Ax-Throwing Venue Under Construction
JT Hagglund and Randy Heagle are hoping their new project hits the mark.
The pair have teamed up to build an ax-throwing venue at Heagle’s Arrowhead Ranch on Camano Island — and plan to open in spring.
“It’s go big or go home,” said Hagglund, a 14-year-old Boy Scout who is coordinating the effort to earn his Eagle rank. “This is not the typical Eagle Scout project.”
In search of an Eagle project last year, Hagglund reached out to various community leaders and eventually met with Heagle.
“I drove a soapbox derby car (at the ranch) and reached out to Randy, who had a cool idea of an ax-throwing barn, Hagglund said.
Heagle had been introduced to the increasingly popular sport a few weeks earlier during a trip to the East Coast.
“Once you do it, once you see it, who doesn’t want to throw an ax at the target?” Heagle said.
Ax throwing is becoming a nationwide trend that some enthusiasts hope will take off the way bowling did in the last century.
Scoring is similar to darts. Players aim at a wooden board painted with a bull’s eye and rings corresponding to different point values.

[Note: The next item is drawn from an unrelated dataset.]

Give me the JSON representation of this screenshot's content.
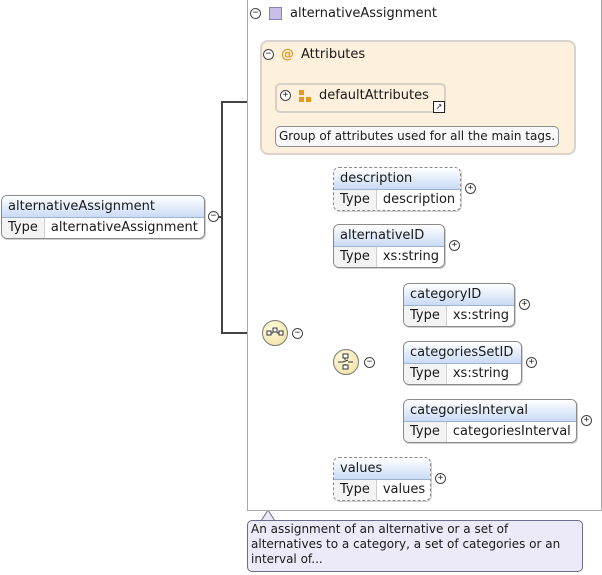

Bad Axe’s CEO, Mario Zelaya, founded the World Axe Throwing League a year ago. It now has more than 2,500 members worldwide who compete at his own locations and other independent venues.
“It’s bowling 2.0,” Zelaya told the Associated Press in a 2018 interview. “What bowling maybe used to be in the ’80s and ’90s, and this is what ax throwing is right now. It’s fun. It’s new. It’s addictive. It’s active entertainment.”
The World Axe Throwing League held its second world championship tournament in December broadcast on ESPN. Zelaya says his ultimate goal is to make ax throwing an Olympic sport.
Arrowhead Ranch ax throwing
Boy Scout JT Hagglund works with volunteers late last year to build the ax-throwing venue.
Meanwhile, local residents might be able to hurl a hatchet on Camano Island come April.
“It’d be awesome to host tournaments or meets,” Heagle said. “Come, relax, have some fun doing something different.”
Hagglund said he’s coordinating more than 20 volunteers and tracking down materials to help Heagle build the barn to earn his Eagle Scout badge. The venue will feature two regulation-sized throwing alleys, safety fencing and a gathering space.
Hagglund also is helping Arrowhead Ranch fundraise for the project. To donate, visit gofundme.com/jtseaglescoutproject.
“I’ve definitely learned some leadership skills — keeping volunteers busy so that we aren’t wasting their time,” Hagglund said. “I hope this project is something that lives on.”
To inquire about the ax-throwing barn, visit ArrowheadRanchCamano.com.
Or check out the venue during the first soapbox derby open house of the season on March 30 at the 20-acre ranch, 615 Arrowhead Road, Camano Island.
STANWOOD CAMANO NEWS | Evan Caldwell